10 Steps To End Sibling Rivalry
I was recently invited to a very special “Young Governors” Luncheon hosted by Cedars Sinai Hospital in Los Angeles. The luncheon was one in a series created by the hospital to give it’s Board of Governors members an exclusive chance to meet first hand their doctors and some of the country’s most renowned experts in their field. The first guest was Dr. Syed Naqvi, MD, an adolescent and child psychiatrist – and may I say, he really is quite the expert. In fact I gained so much insight from his talk that I couldn’t wait to share some of his nuggets of expertise and wisdom with you.
The topic he was sharing with us was ‘Sibling Rivalry’. Now I have two elementary school aged children – 18 months apart – and I am just starting to see some of this one-upmanship everyone talks about, the ugly kind that eventually ends up in full-blown, shameless brawls. This drives me crazy. The fighting over the smallest things, continuous attempts to get the other in trouble, comparisons, finger pointing- I start to feel like Judge Judy trying to find peace and resolutions. My dilemma has been how do I nurture the one’s self confidence and ability to speak up without squelching the other’s? How do I teach respect, kindness and compassion when really all they want is to out-do each other? How do I get them to recognize that focusing too much on being ‘better than’, can be demoralizing to someone else?

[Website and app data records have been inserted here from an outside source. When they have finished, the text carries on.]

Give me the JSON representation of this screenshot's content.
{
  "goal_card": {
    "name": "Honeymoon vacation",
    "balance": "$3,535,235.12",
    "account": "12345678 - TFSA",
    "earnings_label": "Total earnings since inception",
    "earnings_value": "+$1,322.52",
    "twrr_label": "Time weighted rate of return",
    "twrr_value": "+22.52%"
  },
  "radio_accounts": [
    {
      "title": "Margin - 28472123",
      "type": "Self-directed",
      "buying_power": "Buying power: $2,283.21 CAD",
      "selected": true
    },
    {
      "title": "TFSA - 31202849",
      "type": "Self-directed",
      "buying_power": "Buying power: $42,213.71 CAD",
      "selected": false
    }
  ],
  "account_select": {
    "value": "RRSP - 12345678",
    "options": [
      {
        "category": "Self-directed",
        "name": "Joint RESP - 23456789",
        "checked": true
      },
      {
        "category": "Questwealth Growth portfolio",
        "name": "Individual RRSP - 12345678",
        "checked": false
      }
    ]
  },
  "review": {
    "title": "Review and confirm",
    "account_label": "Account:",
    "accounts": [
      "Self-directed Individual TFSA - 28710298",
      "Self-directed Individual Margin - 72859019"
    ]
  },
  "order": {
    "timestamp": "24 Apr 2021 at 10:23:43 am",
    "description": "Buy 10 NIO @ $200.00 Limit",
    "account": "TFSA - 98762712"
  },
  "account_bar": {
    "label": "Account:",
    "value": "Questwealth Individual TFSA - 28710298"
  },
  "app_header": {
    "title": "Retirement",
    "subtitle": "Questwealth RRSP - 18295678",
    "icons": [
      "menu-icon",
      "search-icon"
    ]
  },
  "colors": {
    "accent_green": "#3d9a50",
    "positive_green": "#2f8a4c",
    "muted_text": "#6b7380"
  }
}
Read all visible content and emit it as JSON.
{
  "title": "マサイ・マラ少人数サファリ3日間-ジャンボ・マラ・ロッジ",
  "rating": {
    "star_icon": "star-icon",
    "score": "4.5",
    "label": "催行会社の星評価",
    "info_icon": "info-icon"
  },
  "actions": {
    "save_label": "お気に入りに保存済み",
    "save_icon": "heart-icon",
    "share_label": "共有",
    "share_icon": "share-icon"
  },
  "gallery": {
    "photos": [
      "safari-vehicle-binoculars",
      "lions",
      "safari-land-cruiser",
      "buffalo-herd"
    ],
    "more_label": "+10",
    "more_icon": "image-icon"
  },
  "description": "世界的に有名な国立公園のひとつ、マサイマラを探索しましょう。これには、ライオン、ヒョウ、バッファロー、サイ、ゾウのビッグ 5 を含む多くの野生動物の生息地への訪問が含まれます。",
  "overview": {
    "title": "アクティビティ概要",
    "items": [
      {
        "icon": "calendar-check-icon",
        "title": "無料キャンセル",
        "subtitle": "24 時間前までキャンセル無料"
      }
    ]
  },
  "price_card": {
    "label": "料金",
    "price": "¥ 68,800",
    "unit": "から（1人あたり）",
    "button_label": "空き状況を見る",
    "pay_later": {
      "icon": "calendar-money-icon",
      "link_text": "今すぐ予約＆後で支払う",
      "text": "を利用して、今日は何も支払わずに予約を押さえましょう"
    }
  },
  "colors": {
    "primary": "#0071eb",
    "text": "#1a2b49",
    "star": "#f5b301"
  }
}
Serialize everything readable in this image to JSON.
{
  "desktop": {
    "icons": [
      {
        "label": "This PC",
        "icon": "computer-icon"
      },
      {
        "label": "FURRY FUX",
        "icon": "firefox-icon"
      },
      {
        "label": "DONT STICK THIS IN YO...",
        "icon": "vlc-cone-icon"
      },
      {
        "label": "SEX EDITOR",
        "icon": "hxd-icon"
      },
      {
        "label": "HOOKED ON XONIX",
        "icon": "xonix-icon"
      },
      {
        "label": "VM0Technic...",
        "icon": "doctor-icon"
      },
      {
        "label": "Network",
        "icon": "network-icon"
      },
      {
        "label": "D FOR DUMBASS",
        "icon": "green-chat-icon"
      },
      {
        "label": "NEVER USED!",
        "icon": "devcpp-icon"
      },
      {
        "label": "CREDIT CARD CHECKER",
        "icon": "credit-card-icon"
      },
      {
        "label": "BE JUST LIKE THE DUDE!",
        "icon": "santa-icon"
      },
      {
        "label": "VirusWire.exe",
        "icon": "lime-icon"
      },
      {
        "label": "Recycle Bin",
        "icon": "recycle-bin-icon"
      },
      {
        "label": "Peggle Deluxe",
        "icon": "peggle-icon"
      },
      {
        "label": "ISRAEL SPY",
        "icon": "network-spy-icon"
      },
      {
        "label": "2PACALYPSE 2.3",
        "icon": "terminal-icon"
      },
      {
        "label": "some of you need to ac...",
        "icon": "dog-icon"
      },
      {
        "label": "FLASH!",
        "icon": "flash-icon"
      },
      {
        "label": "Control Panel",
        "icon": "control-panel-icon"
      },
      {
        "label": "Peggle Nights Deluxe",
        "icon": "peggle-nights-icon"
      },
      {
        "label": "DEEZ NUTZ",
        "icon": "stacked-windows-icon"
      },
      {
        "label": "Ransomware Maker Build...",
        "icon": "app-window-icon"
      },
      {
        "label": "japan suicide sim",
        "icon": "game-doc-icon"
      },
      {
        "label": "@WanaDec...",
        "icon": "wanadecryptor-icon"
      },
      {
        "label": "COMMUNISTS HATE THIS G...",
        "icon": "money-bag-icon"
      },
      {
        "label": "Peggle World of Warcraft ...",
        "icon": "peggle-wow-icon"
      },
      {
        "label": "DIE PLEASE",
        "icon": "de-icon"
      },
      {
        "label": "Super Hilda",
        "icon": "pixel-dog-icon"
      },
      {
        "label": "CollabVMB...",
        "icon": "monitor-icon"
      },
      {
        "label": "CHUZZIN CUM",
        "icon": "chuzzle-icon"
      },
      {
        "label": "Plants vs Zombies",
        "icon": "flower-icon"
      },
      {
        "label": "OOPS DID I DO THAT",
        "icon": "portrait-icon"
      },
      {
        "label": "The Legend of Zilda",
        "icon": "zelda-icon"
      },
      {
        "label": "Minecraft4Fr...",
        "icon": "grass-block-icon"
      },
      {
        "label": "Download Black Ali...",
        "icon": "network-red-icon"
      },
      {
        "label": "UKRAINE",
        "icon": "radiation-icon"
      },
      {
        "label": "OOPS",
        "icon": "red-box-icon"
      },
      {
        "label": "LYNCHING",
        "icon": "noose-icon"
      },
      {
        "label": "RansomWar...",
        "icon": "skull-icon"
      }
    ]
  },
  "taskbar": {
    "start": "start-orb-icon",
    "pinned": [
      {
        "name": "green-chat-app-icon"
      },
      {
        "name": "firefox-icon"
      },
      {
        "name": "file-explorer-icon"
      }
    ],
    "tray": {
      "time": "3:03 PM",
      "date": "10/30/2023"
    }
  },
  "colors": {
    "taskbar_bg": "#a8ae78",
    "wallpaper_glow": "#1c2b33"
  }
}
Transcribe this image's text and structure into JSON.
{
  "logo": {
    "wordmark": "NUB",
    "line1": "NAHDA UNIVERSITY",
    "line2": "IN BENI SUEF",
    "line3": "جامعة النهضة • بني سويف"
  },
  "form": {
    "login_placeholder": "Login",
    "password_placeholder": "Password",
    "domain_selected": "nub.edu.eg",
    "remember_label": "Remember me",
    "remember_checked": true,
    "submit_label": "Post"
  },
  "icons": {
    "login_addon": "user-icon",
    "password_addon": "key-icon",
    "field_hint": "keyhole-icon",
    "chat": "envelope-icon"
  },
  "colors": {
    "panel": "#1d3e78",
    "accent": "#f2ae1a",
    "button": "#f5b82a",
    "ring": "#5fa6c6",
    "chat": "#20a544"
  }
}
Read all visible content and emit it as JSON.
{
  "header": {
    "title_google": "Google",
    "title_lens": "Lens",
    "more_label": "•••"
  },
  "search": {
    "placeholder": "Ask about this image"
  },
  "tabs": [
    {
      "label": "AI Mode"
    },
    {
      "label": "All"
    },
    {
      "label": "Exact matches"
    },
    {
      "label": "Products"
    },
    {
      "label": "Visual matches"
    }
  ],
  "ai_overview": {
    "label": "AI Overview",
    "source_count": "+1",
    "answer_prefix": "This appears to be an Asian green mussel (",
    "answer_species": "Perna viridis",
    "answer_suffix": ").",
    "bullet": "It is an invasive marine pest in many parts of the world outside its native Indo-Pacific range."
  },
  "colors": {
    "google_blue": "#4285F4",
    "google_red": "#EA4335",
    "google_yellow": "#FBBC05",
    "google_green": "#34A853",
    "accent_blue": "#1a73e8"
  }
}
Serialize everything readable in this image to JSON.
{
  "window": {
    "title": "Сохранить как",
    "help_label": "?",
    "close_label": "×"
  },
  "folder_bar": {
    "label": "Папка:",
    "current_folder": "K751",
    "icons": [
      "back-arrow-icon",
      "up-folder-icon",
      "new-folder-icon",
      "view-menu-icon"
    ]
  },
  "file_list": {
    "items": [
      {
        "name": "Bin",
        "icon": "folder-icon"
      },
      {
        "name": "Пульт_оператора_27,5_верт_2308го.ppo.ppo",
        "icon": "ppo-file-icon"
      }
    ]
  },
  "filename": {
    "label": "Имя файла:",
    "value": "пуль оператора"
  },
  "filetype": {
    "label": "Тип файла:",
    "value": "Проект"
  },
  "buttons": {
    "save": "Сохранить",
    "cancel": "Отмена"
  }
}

It might surprise you, it did me, that Dr. Naqvi holds the parents responsible for creating the environment where sibling rivalry flourishes. And whether you have one child or many, this also becomes the basis for how children relate to others outside the immediate family as well – at its worst, left unchecked this kind of behavior is the foundation for potential bullying.
From expert Dr. Syed Naqvi, here are the 10 things you can do to help inoculate your family and establish a foundation for mutual respect and compassion:
- Sit down for a family meal at least three times a week.
- When the children speak to each other, make them listen to each other.
- Encourage and teach the art of dialogue – a process of conscious communication where one intuitively understands how one’s words will affect the other.
- Avoid making comparisons.
- Encourage and support the pursuit of excellence as opposed to being “the best.”
- Speak about carving out one’s destiny and what it is your child is meant to do to be of service to the world.
- Establish deep respect for others – respect defined as “how we treat each other.” Involving children in charity early on is a wonderful way to teach respect and compassion for others.
- Hold your ground when it comes to enforcing consequences.
- Be generous with gentle acts of graceful praise .
- Ultimately what every child really wants is your love and attention. Carve out ‘special time’, quality time where you are holding space with your child by keeping them engaged with you, i.e. – art project, cooking, puzzle – even a car ride without the cell phone will do the trick. The purpose is to give that child your full attention.
Dr. Naqvi wrapped up his discussion with the most potent nugget of the day:
“As parents it is our responsibility and of the greatest importance that we help give our children a ‘moral compass’ in which to live by.”
This is a gift that will serve them their entire lives….
Any thoughts, ideas, advice you’d like to share? I’d love to hear. Leave your thoughts in the comment section below. XO ~ L